Nasa is already working with Elon Musk's SpaceX firm on a descent system based on its novel Starship rocket that will touch down as early as 2025.
It has now also awarded Amazon.com founder Jeff Bezos a contract to build a landing craft to take a crew down to the lunar surface later this decade.
His Blue Origin company will produce a more conventional-looking vehicle.
Mr Bezos will have assistance from some well established names in the American aerospace sector, including Lockheed Martin, Boeing, Draper and Astrobotic.
Blue Origin secured the contract in a competition with Dynetics and Northrop Grumman.
Mr Bezos's company, which is based in Kent in the US State of Washington, will receive just over $3.4bn (£2.7bn) from Nasa as part of the contract. And the firm will be spending "well north of $3.4bn" of its own money on the project.
"We go to the Moon, to learn, to live, to invent, to create all these things to be successful at the Moon, to go to Mars," said agency Administrator Bill Nelson.
"The great adventure of humankind pressing out into the cosmos is here. And this is a part of it."
It's now more than 50 years since astronauts last set foot on the Moon.
Nasa has laid out a roadmap to achieve a more sustained human presence on Earth's natural satellite the next time around.
The agency's Artemis programme envisions stays of weeks on the lunar surface rather than just days, as was the case in the 1960s and 70s.
SpaceX has been asked to put down two astronauts at the Moon's south pole in late 2025 or 2026, and then again in 2028. These are the Artemis III and Artemis IV missions.
Blue Origin's 16m-tall, 45-tonne vehicle is called "Blue Moon". It would do the job on Artemis V, which is set to occur no earlier than 2029.
"Before the first crew landing occurs, we will be landing an exact copy of that lander prior to that - one year prior. So, we will be testing out full lander systems and the full architecture prior to any astronauts entering the vehicle," explained John Couluris, Blue Origin's vice president for lunar transportation.
The lander could also be configured simply to deliver cargo to the lunar surface - a minimum of 20 tonnes, the executive added.
Blue Origin plans to use its own rocket, known as New Glenn, to get Blue Moon off Earth (although this launcher has yet to make a debut flight). The dimensions of the lander have been determined by the volume and mass parameters of the rocket, which has a 7m-wide payload bay.
Artemis I has already occurred, in November last year: An uncrewed test of the Nasa rocket and capsule that will take astronauts to the vicinity of the Moon.
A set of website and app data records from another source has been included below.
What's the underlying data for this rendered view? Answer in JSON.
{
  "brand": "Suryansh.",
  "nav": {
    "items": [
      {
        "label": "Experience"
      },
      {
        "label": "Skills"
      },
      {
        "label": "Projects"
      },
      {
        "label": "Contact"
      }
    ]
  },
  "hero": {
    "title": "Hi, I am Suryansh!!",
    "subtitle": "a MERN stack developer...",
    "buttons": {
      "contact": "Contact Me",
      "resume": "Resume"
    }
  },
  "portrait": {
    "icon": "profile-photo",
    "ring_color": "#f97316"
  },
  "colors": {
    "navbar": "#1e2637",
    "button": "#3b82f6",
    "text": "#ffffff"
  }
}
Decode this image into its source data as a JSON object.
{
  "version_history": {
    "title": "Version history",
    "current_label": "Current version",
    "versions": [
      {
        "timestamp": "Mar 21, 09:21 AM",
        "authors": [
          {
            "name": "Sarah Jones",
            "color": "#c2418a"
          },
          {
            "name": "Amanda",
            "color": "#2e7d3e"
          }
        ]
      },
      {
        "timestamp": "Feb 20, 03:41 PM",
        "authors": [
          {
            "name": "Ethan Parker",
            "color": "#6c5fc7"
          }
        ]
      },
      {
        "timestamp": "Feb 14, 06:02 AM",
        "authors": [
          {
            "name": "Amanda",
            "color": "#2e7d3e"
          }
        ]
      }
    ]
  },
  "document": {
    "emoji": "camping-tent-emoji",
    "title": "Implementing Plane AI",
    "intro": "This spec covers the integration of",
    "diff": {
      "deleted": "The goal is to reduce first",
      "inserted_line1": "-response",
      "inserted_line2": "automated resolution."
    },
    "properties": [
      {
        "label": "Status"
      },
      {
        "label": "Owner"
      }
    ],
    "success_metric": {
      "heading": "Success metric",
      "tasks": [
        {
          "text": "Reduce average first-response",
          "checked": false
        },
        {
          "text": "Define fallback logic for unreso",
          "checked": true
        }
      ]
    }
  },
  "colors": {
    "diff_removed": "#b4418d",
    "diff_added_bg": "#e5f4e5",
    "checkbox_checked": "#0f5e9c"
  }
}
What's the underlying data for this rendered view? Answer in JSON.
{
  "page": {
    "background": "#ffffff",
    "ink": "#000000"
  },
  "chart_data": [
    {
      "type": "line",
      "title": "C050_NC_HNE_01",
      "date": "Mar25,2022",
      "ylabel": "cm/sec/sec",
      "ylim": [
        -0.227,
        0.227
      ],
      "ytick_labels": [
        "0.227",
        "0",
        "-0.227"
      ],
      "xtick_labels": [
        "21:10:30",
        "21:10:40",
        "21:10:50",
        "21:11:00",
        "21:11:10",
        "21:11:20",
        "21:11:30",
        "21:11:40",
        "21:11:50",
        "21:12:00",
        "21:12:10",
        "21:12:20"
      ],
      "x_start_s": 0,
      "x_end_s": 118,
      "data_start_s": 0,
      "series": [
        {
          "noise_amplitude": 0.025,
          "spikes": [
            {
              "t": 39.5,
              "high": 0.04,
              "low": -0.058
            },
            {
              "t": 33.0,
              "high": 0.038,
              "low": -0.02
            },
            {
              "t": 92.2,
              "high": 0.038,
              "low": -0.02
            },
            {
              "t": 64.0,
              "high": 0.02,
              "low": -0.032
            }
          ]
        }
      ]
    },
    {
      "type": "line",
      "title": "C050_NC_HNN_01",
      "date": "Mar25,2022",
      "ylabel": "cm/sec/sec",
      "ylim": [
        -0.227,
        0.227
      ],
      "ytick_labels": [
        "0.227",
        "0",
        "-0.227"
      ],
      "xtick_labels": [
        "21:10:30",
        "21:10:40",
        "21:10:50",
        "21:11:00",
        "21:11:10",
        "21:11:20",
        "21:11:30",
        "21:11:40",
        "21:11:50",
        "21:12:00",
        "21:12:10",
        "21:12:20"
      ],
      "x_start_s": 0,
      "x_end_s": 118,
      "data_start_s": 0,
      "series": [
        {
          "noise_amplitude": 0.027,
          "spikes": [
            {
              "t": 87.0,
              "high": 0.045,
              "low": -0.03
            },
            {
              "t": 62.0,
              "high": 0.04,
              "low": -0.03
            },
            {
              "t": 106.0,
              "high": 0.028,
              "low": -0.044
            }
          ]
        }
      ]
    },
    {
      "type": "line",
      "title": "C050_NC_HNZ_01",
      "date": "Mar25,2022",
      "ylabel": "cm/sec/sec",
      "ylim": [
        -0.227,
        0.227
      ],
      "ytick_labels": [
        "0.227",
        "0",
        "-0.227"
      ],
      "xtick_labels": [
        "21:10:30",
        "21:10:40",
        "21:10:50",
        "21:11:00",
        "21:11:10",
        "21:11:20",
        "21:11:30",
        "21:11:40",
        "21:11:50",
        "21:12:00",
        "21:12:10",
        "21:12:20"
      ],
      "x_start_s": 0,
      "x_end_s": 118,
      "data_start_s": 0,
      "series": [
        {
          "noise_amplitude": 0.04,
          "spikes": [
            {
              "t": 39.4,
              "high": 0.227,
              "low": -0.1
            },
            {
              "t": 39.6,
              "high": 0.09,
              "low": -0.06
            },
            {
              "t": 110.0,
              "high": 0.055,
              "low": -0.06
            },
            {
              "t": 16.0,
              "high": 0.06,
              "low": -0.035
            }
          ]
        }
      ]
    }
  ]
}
Artemis II is scheduled for next year and will see a crew of four do a simple loop around the Moon.
For all the crewed missions, the idea is for astronauts to transfer to dedicated landing craft that will be waiting for them in lunar orbit. They'd go down to the surface in these vehicles, complete their exploration and then come back up.
Towards the end of the decade, Nasa intends for the transfers to be carried out at a new space station above the Moon called Gateway.
SpaceX was awarded its contract in 2021. It wants to use a variant of its huge, next-generation Starship rocket system, which debuted four weeks ago.
The maiden flight was terminated after four minutes when the vehicle spun out of control. But SpaceX is already talking about a second outing this summer.
Starship's readiness is one of the key factors that will determine whether Nasa can keep its Artemis programme on track. Right now, many commentators consider a first crewed landing on the Moon in late 2025 to be a very ambitious target.